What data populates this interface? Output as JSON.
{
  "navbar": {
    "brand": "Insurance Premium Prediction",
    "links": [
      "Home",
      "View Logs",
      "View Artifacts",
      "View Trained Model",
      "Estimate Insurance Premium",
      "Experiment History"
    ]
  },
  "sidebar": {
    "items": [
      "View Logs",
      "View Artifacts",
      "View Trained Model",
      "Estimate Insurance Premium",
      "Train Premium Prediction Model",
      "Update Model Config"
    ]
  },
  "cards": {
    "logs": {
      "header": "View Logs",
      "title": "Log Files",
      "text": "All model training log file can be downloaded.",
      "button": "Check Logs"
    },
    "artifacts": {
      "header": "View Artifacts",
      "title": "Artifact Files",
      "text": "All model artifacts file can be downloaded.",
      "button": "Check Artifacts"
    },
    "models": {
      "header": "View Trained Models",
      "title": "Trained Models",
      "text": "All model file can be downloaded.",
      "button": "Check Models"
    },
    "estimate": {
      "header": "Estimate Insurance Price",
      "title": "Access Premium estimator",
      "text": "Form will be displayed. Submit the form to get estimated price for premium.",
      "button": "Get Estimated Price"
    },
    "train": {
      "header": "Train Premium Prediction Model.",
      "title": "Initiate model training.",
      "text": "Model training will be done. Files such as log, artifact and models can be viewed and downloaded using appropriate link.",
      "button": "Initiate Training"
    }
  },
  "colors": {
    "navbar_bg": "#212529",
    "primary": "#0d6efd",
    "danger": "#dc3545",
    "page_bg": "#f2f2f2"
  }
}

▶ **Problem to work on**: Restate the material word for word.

▶ **Solution to this exercise**:
What data populates this interface? Output as JSON.
{
  "navbar": {
    "brand": "Insurance Premium Prediction",
    "links": [
      "Home",
      "View Logs",
      "View Artifacts",
      "View Trained Model",
      "Estimate Insurance Premium",
      "Experiment History"
    ]
  },
  "sidebar": {
    "items": [
      "View Logs",
      "View Artifacts",
      "View Trained Model",
      "Estimate Insurance Premium",
      "Train Premium Prediction Model",
      "Update Model Config"
    ]
  },
  "cards": {
    "logs": {
      "header": "View Logs",
      "title": "Log Files",
      "text": "All model training log file can be downloaded.",
      "button": "Check Logs"
    },
    "artifacts": {
      "header": "View Artifacts",
      "title": "Artifact Files",
      "text": "All model artifacts file can be downloaded.",
      "button": "Check Artifacts"
    },
    "models": {
      "header": "View Trained Models",
      "title": "Trained Models",
      "text": "All model file can be downloaded.",
      "button": "Check Models"
    },
    "estimate": {
      "header": "Estimate Insurance Price",
      "title": "Access Premium estimator",
      "text": "Form will be displayed. Submit the form to get estimated price for premium.",
      "button": "Get Estimated Price"
    },
    "train": {
      "header": "Train Premium Prediction Model.",
      "title": "Initiate model training.",
      "text": "Model training will be done. Files such as log, artifact and models can be viewed and downloaded using appropriate link.",
      "button": "Initiate Training"
    }
  },
  "colors": {
    "navbar_bg": "#212529",
    "primary": "#0d6efd",
    "danger": "#dc3545",
    "page_bg": "#f2f2f2"
  }
}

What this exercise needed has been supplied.